Cat Bite abscesses are one of the most common problems we see at all our Vets4pets practices. Unless kept 100% indoors, many cats will encounter this problem. Cats are very territorial animals and intruders are not very welcome. Sometimes it may not be your cat picking the fight, there is always a local bully around waiting to pounce.

Keeping your cat indoors at night does not necessarily prevent the possibility of a cat fight, since it can happen any time of the day or night.

 

What are the symptoms of Cat Fight Abscess?

Most cats are a bit sore on day one. Pieces of fur might be missing; there can be visible wounds or scratches visible. Dry of fresh blood can be also visible on coat.

On day two some appear to be normal but many start slowing down. Lacks of appetite, withdrawn, hiding and sore and hot to touch are common complaints.

On day three many get pretty cranky and hard to handle. Many owners will find a lump which may feel like a balloon filled with water or there is some pus found on the coat or a gaping wound is found.

This is very often when the cats are brought in to see us at our practices.

 

How is a Cat Bite Abscess treated?

It depends on the severity, with small abscesses all the cat needs is an injection of antibiotic and pain relief. Most of them will improve just with this treatment.

More severe wounds have to be surgically repaired if there are large gaps in tissue. Most of these wounds will be sutured and a drain put in the wound. The drain is removed in 3-5 days. Prognosis is excellent and most of the cats do well.

 

Cat Bite Abscess and FIV (Feline Immunodeficiency Virus)

FIV or Feline AIDS is a disease caused by a virus and it is reasonably common diagnosis in Adelaide. It is mostly transmitted by feline saliva and so fighting other cats is one of the major causes of infection.

Once infected this becomes a problem for life and is an incurable disease. The signs of it can be chronic and recurrent infections, oral/mouth/ infections, and non-healing wounds. There are some studies conducted in Adelaide indicating that up to 20-25% of the cats are infected with FIV.

 

What can I do to avoid my cat getting into trouble?

1. There is a vaccine for FIV which works well and is available at present.
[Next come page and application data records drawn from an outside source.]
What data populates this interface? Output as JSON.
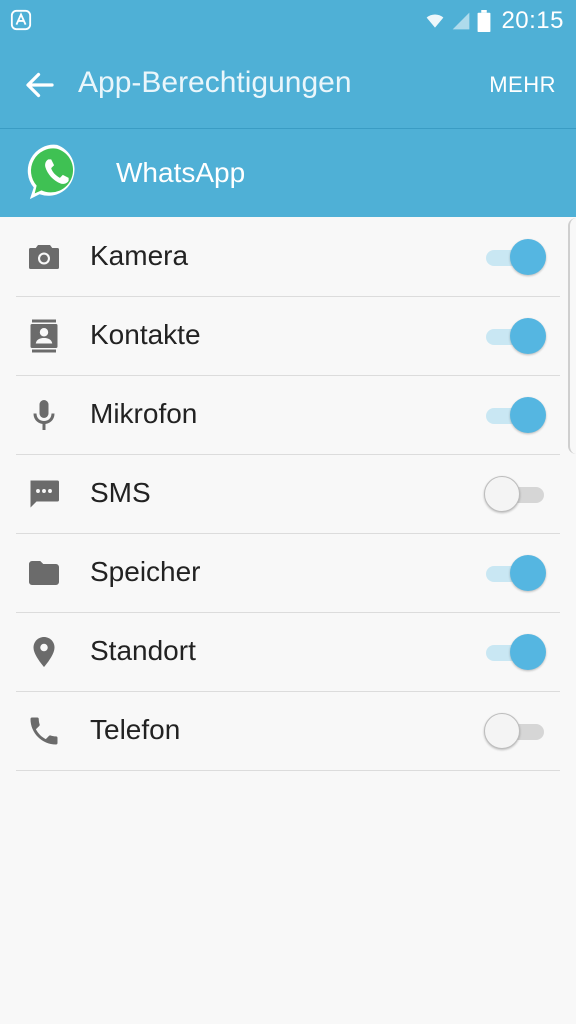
{
  "status_bar": {
    "time": "20:15",
    "icons": [
      "android-device-icon",
      "wifi-icon",
      "signal-icon",
      "battery-icon"
    ]
  },
  "app_bar": {
    "title": "App-Berechtigungen",
    "more_label": "MEHR",
    "back_icon": "arrow-back-icon"
  },
  "app": {
    "name": "WhatsApp",
    "icon": "whatsapp-logo-icon"
  },
  "colors": {
    "accent": "#4fb0d6",
    "toggle_on": "#55b6e1",
    "toggle_off": "#f4f4f4",
    "background": "#f8f8f8"
  },
  "permissions": [
    {
      "label": "Kamera",
      "icon": "camera-icon",
      "enabled": true
    },
    {
      "label": "Kontakte",
      "icon": "contacts-icon",
      "enabled": true
    },
    {
      "label": "Mikrofon",
      "icon": "microphone-icon",
      "enabled": true
    },
    {
      "label": "SMS",
      "icon": "sms-icon",
      "enabled": false
    },
    {
      "label": "Speicher",
      "icon": "folder-icon",
      "enabled": true
    },
    {
      "label": "Standort",
      "icon": "location-icon",
      "enabled": true
    },
    {
      "label": "Telefon",
      "icon": "phone-icon",
      "enabled": false
    }
  ]
}
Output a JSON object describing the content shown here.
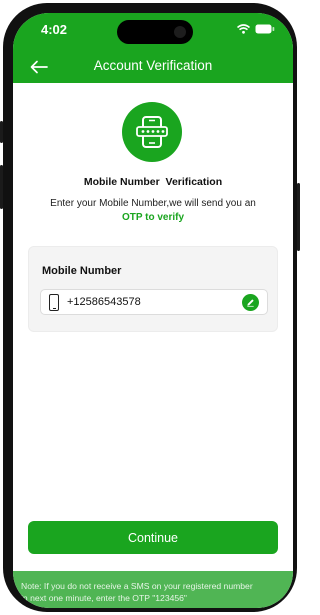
{
  "status_bar": {
    "time": "4:02"
  },
  "app_bar": {
    "title": "Account Verification"
  },
  "verification": {
    "title": "Mobile Number  Verification",
    "description": "Enter your Mobile Number,we will send you an",
    "highlight": "OTP to verify"
  },
  "form": {
    "label": "Mobile Number",
    "phone_value": "+12586543578"
  },
  "actions": {
    "continue_label": "Continue"
  },
  "note": {
    "line1": "Note:  If you do not receive a SMS on your registered number",
    "line2": "in next one minute, enter the OTP \"123456\""
  },
  "colors": {
    "primary": "#1aa51f",
    "note_bg": "#50b554"
  },
  "icons": {
    "back": "arrow-left-icon",
    "verify": "phone-password-icon",
    "phone": "smartphone-icon",
    "edit": "pencil-icon",
    "wifi": "wifi-icon",
    "battery": "battery-icon"
  }
}
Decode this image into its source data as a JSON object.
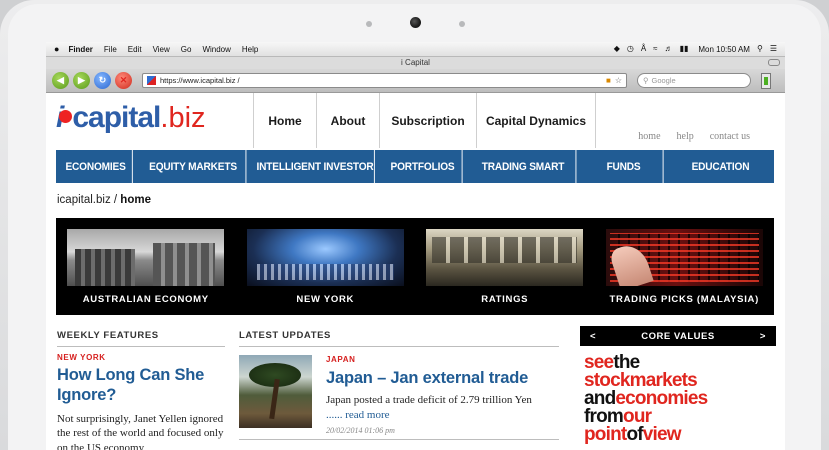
{
  "menubar": {
    "apple": "",
    "items": [
      "Finder",
      "File",
      "Edit",
      "View",
      "Go",
      "Window",
      "Help"
    ],
    "clock": "Mon 10:50 AM"
  },
  "browser": {
    "title": "i Capital",
    "url": "https://www.icapital.biz /",
    "search_placeholder": "Google"
  },
  "site": {
    "logo": {
      "i": "i",
      "capital": "capital",
      "biz": ".biz"
    },
    "topnav": [
      "Home",
      "About",
      "Subscription",
      "Capital Dynamics"
    ],
    "util": [
      "home",
      "help",
      "contact us"
    ],
    "categories": [
      "ECONOMIES",
      "EQUITY MARKETS",
      "INTELLIGENT INVESTOR",
      "PORTFOLIOS",
      "TRADING SMART",
      "FUNDS",
      "EDUCATION"
    ],
    "breadcrumb": {
      "root": "icapital.biz",
      "sep": " / ",
      "current": "home"
    },
    "features": [
      "AUSTRALIAN ECONOMY",
      "NEW YORK",
      "RATINGS",
      "TRADING PICKS (MALAYSIA)"
    ],
    "weekly": {
      "heading": "WEEKLY FEATURES",
      "kicker": "NEW YORK",
      "headline": "How Long Can She Ignore?",
      "body": "Not surprisingly, Janet Yellen ignored the rest of the world and focused only on the US economy"
    },
    "latest": {
      "heading": "LATEST UPDATES",
      "kicker": "JAPAN",
      "headline": "Japan – Jan external trade",
      "body": "Japan posted a trade deficit of 2.79 trillion Yen",
      "more": "...... read more",
      "date": "20/02/2014 01:06 pm"
    },
    "core_values": {
      "prev": "<",
      "title": "CORE VALUES",
      "next": ">",
      "lines": [
        [
          "see",
          "the"
        ],
        [
          "stock",
          "markets"
        ],
        [
          "and",
          "economies"
        ],
        [
          "from",
          "our"
        ],
        [
          "point",
          "of",
          "view"
        ]
      ]
    }
  }
}
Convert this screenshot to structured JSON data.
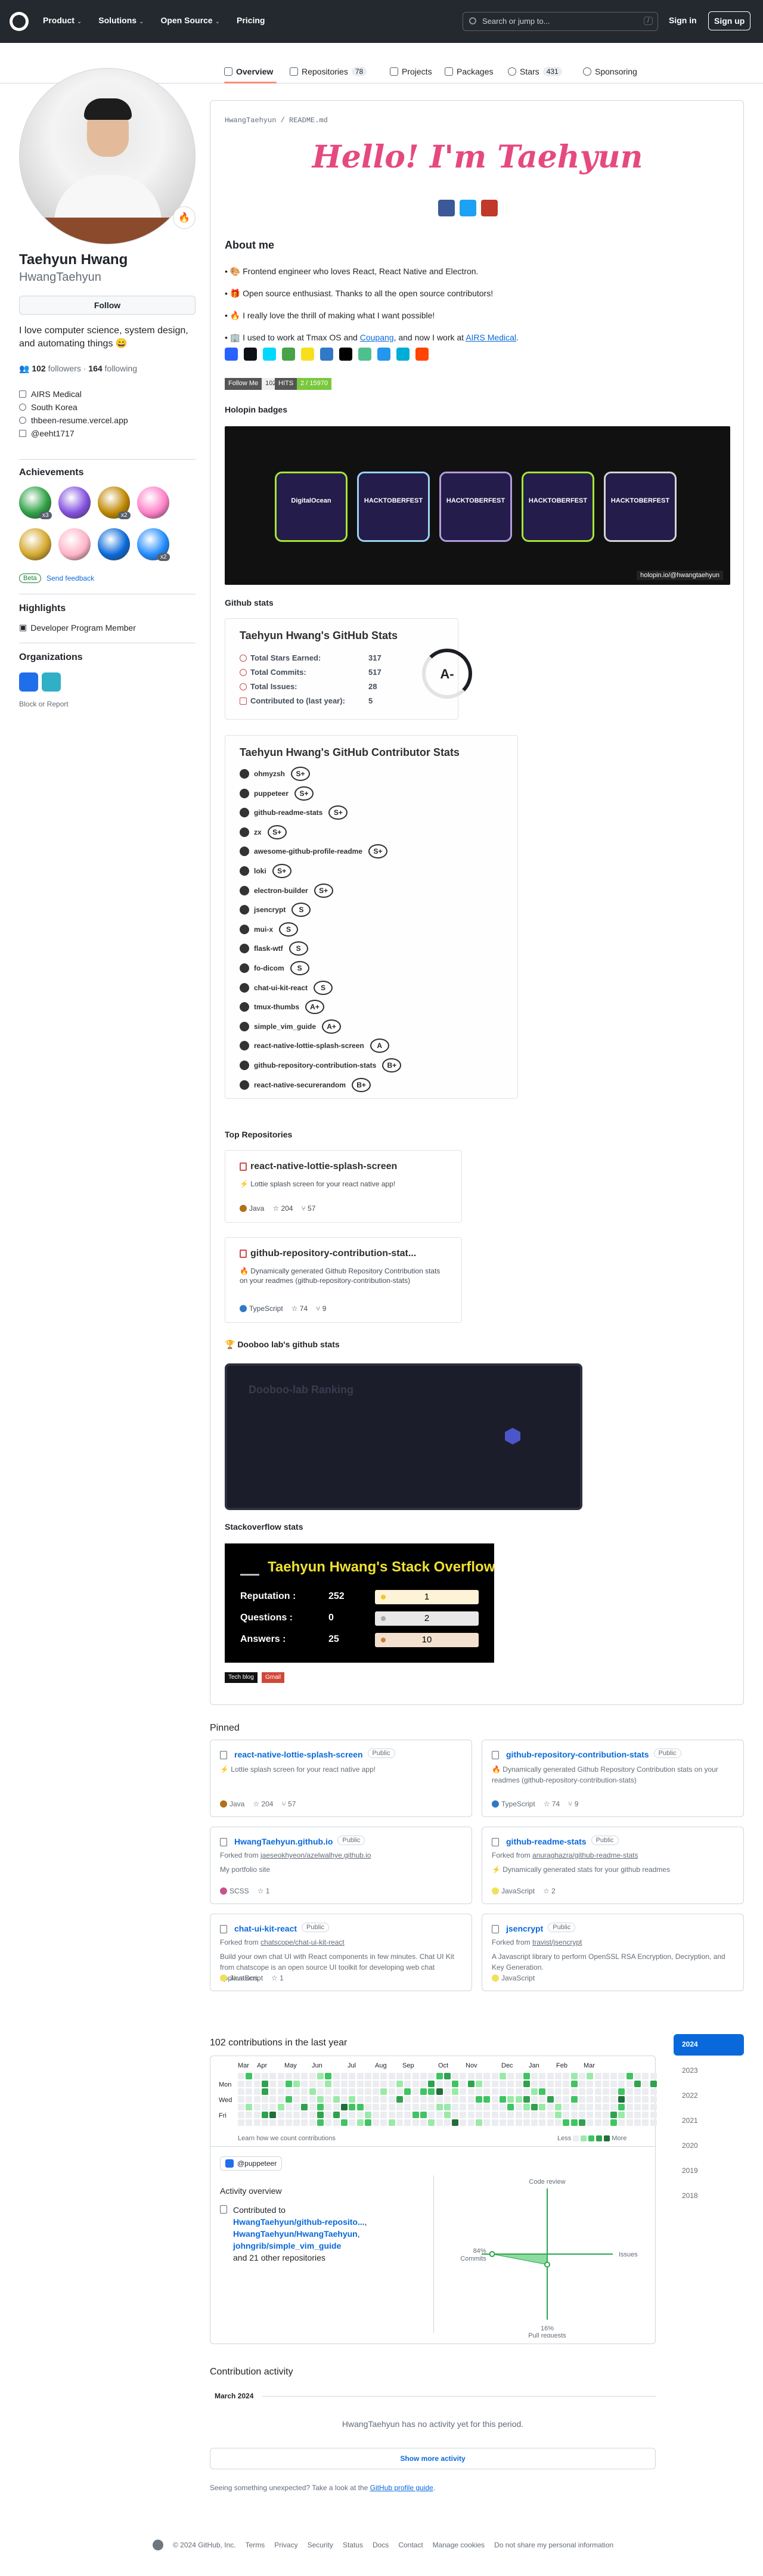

Please talk to your vet for more information about it.

2. Keep your cat indoors at all times if possible.

3. Building an enclosure is a good idea....it will stop FIV as well and cat fights.